The Ingredients


The Perfect Automatic Liner
The brush draws well but I find that sometimes, it drags colour totally off the lid if I drew over the still-wet line twice. I say sometimes, as at other times, it works just fine. So, I’m stumped here (Has it perhaps something to do with my eye cream?). Image right: simple, unexaggerated eyelining

It’s waterproof. It does flake a bit after half a day of wear, but in general, its staying power is all right. On many days, I’ve had it on for ten hours and except for some minor flaking, it stayed put. I remove with eye makeup remover for waterproof makeup. The eyeliner comes off in thin flakes.

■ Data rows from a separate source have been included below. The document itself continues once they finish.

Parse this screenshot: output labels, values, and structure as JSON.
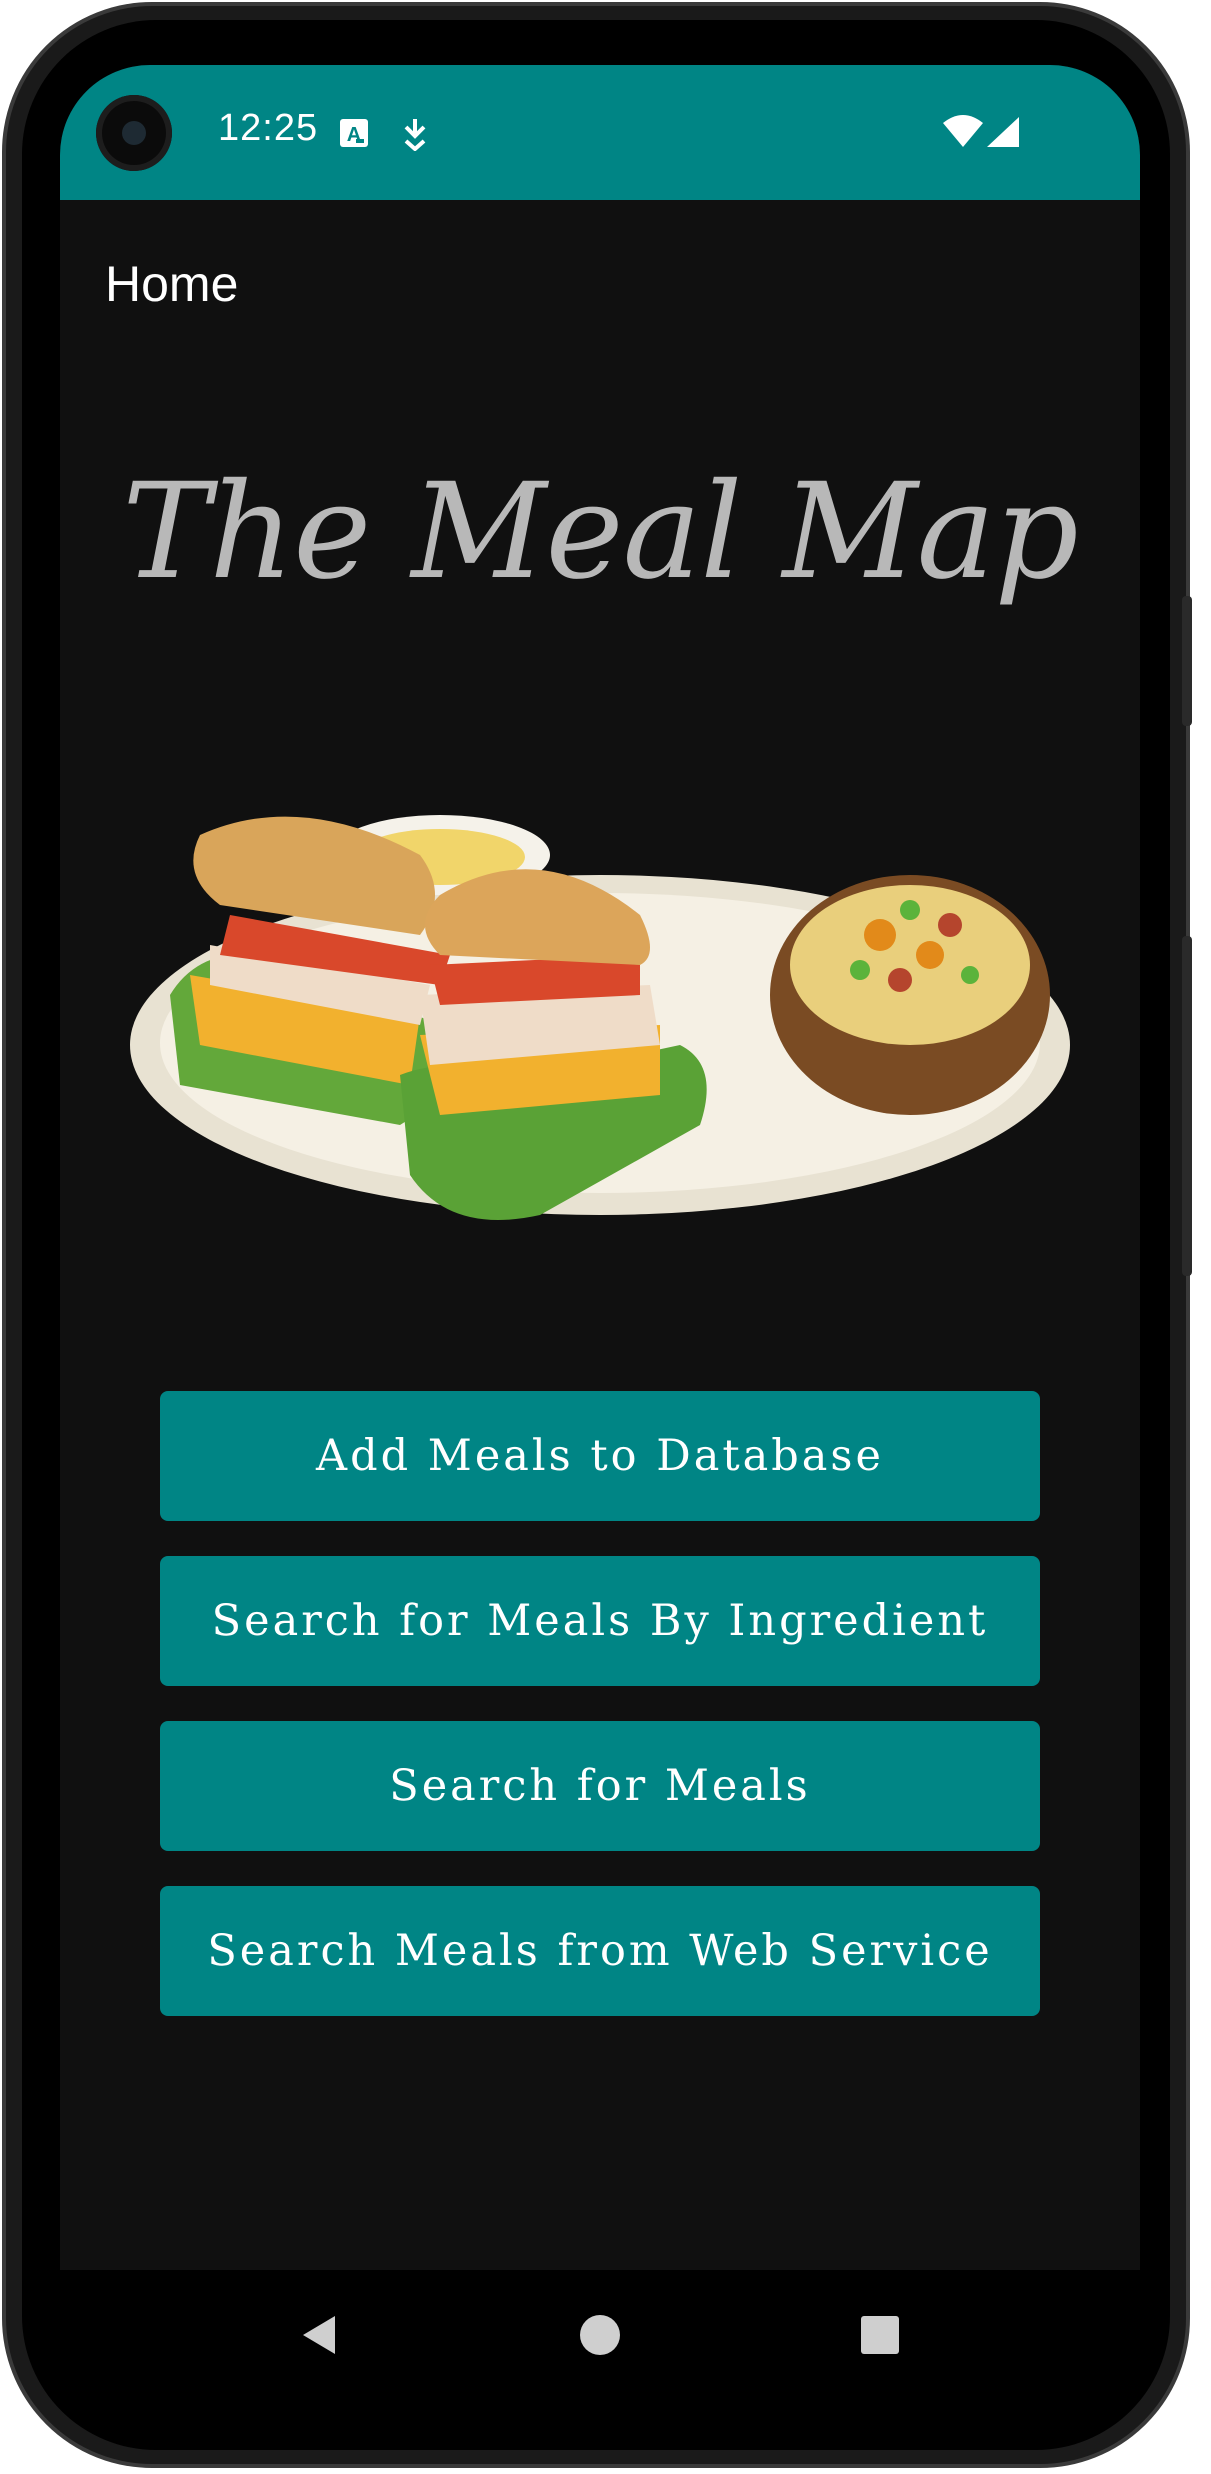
{
  "status_bar": {
    "time": "12:25",
    "color": "#008585",
    "icons": [
      "accessibility-a-icon",
      "download-icon",
      "wifi-icon",
      "signal-icon"
    ]
  },
  "app_bar": {
    "title": "Home"
  },
  "brand": {
    "title": "The Meal Map"
  },
  "hero_image": {
    "icon": "sandwich-and-baked-potato-plate"
  },
  "buttons": {
    "add_meals": "Add Meals to Database",
    "search_by_ingredient": "Search for Meals By Ingredient",
    "search_meals": "Search for Meals",
    "search_web": "Search Meals from Web Service"
  },
  "nav_bar": {
    "icons": [
      "back-icon",
      "home-icon",
      "recents-icon"
    ]
  },
  "colors": {
    "accent": "#008585",
    "background": "#101010",
    "title_text": "#b8b8b8"
  }
}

Conclusion
Overall, this is an above average eyeliner, but to give this product the name ‘Perfect’, is kinda stretching it. The pen itself works well and I totally love the brush. It’s great for beginners and those with shaky hands (me, me, me!!). The liquid liner is lasting enough, by my standards. The other available shades are vivid and gorgeous. It’s just a pity that my Red Garnet turned out looking so brown. Hmph!!

For more seriously cute fairy tale dreams, have a look at the Majolica Majorca website.

Friday, 15 October 2010

Adorned Nails: SpaRitual Epicurean



Rich, broody, vampy. That’s SpaRitual Epicurean for you.



Red wine, burgundy, ordinary. Ahh, that’s also quite true.

Epicurean has a shimmer finish. While I do see its general shimmer, the individual shimmer particles that give it an inner glow aren’t so easy to discern. Unless, of course, you viewed it with flash. It’s ordinary because well, it’s no special burgundy, but still, I think it’s beautiful. I’ve always had a soft spot for burgundies.

Just like all other SpaRitual nail polishes that I’ve tried, Epicurean went on beautifully – no streaks, no fuss. Just two coats. Lovely.

I thought I’d do a bottle comparison (sorry, ladies, I’m simply too lazy to do a comparison on my nails) showing the difference in the shades of three SpaRitual colours.



L-R:
Drop Dead Gorgeous is daring, a fuschia with shimmer .
Epicurean is vampy, a burgundy with shimmer.
I Feel The Earth Move is somber, a crème blackish maroon-brown.

I thought I’d spice things up a bit with some stamping. Epicurean.....doesn’t that also mean lavish, luxurious? I must seem audacious for calling Epicurean ordinary (oops, another oxymoron!), but never mind. I’ve paired it up with a gold nail polish from SpaRitual, appropriately named Gold Digger. For the image, I’ve used the only full-nail image I’ve got, one of a viney plant. It’s from a Fauxnad plate, H28.





Well! I think Epicurean looks most suitably epicurean now!